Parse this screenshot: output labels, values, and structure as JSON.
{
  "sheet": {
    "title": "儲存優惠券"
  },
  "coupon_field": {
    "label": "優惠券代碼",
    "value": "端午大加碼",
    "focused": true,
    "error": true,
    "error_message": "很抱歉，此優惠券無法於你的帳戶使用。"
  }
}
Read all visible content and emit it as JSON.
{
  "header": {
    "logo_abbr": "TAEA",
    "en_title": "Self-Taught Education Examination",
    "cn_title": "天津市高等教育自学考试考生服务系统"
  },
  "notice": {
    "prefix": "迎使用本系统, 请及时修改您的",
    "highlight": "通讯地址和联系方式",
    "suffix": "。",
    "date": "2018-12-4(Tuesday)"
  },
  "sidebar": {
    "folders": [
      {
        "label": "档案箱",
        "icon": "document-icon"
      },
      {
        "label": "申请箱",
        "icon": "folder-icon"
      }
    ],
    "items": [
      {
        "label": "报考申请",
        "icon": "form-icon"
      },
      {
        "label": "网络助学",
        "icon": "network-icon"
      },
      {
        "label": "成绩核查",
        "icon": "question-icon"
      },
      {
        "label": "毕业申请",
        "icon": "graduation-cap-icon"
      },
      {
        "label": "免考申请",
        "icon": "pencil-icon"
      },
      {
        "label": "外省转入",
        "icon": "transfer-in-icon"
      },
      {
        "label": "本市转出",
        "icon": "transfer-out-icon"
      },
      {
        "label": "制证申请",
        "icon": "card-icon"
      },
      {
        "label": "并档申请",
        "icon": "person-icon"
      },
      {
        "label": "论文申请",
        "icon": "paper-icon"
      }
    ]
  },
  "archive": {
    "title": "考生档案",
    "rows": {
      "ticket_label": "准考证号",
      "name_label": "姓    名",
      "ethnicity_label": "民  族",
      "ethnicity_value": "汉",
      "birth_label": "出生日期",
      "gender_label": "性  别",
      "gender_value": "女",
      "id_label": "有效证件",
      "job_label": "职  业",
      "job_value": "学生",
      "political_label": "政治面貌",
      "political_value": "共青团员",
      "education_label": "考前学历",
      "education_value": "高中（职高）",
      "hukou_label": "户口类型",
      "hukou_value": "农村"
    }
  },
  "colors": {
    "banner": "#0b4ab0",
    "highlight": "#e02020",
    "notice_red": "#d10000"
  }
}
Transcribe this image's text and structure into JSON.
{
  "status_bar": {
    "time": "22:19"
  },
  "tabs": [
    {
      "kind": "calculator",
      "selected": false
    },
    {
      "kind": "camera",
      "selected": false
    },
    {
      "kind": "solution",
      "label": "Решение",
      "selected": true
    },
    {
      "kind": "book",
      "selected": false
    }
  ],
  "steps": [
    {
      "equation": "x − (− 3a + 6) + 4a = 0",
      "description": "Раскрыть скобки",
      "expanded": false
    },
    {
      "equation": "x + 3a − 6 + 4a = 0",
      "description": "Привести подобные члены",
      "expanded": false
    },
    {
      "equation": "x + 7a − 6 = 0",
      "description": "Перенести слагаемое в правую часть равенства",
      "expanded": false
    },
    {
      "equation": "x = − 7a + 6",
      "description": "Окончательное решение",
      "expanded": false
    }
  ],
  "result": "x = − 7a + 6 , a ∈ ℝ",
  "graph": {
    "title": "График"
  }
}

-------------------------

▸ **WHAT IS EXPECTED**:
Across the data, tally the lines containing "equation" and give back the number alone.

▸ **SOLUTION TO THE EXERCISE**:
4